_TASK INSTRUCTIONS:_ Print each record below character for character.

_WORKING DATA:_
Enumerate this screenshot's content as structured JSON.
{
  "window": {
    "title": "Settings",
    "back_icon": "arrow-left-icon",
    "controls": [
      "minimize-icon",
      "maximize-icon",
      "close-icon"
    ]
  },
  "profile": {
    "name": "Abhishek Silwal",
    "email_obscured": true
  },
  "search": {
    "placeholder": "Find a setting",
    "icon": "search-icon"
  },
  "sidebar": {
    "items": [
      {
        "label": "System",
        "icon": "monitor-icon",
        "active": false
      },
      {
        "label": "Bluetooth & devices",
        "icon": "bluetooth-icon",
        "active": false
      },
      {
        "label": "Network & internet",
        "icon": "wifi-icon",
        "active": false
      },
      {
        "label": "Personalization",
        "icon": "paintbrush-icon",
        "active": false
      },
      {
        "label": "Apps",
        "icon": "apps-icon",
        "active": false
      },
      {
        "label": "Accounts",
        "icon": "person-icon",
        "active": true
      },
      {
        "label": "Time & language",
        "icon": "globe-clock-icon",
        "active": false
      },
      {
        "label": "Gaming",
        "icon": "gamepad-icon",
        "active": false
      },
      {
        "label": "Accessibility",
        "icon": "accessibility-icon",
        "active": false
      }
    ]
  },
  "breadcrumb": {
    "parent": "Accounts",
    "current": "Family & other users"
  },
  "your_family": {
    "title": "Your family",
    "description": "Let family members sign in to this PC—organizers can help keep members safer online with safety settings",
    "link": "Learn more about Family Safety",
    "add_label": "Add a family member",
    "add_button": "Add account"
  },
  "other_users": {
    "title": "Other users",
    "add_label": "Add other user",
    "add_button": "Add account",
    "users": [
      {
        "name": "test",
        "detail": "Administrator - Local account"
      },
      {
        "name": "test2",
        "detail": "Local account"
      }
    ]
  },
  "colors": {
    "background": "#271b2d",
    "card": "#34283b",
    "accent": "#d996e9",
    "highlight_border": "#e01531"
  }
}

_EXERCISE SOLUTION:_
Enumerate this screenshot's content as structured JSON.
{
  "window": {
    "title": "Settings",
    "back_icon": "arrow-left-icon",
    "controls": [
      "minimize-icon",
      "maximize-icon",
      "close-icon"
    ]
  },
  "profile": {
    "name": "Abhishek Silwal",
    "email_obscured": true
  },
  "search": {
    "placeholder": "Find a setting",
    "icon": "search-icon"
  },
  "sidebar": {
    "items": [
      {
        "label": "System",
        "icon": "monitor-icon",
        "active": false
      },
      {
        "label": "Bluetooth & devices",
        "icon": "bluetooth-icon",
        "active": false
      },
      {
        "label": "Network & internet",
        "icon": "wifi-icon",
        "active": false
      },
      {
        "label": "Personalization",
        "icon": "paintbrush-icon",
        "active": false
      },
      {
        "label": "Apps",
        "icon": "apps-icon",
        "active": false
      },
      {
        "label": "Accounts",
        "icon": "person-icon",
        "active": true
      },
      {
        "label": "Time & language",
        "icon": "globe-clock-icon",
        "active": false
      },
      {
        "label": "Gaming",
        "icon": "gamepad-icon",
        "active": false
      },
      {
        "label": "Accessibility",
        "icon": "accessibility-icon",
        "active": false
      }
    ]
  },
  "breadcrumb": {
    "parent": "Accounts",
    "current": "Family & other users"
  },
  "your_family": {
    "title": "Your family",
    "description": "Let family members sign in to this PC—organizers can help keep members safer online with safety settings",
    "link": "Learn more about Family Safety",
    "add_label": "Add a family member",
    "add_button": "Add account"
  },
  "other_users": {
    "title": "Other users",
    "add_label": "Add other user",
    "add_button": "Add account",
    "users": [
      {
        "name": "test",
        "detail": "Administrator - Local account"
      },
      {
        "name": "test2",
        "detail": "Local account"
      }
    ]
  },
  "colors": {
    "background": "#271b2d",
    "card": "#34283b",
    "accent": "#d996e9",
    "highlight_border": "#e01531"
  }
}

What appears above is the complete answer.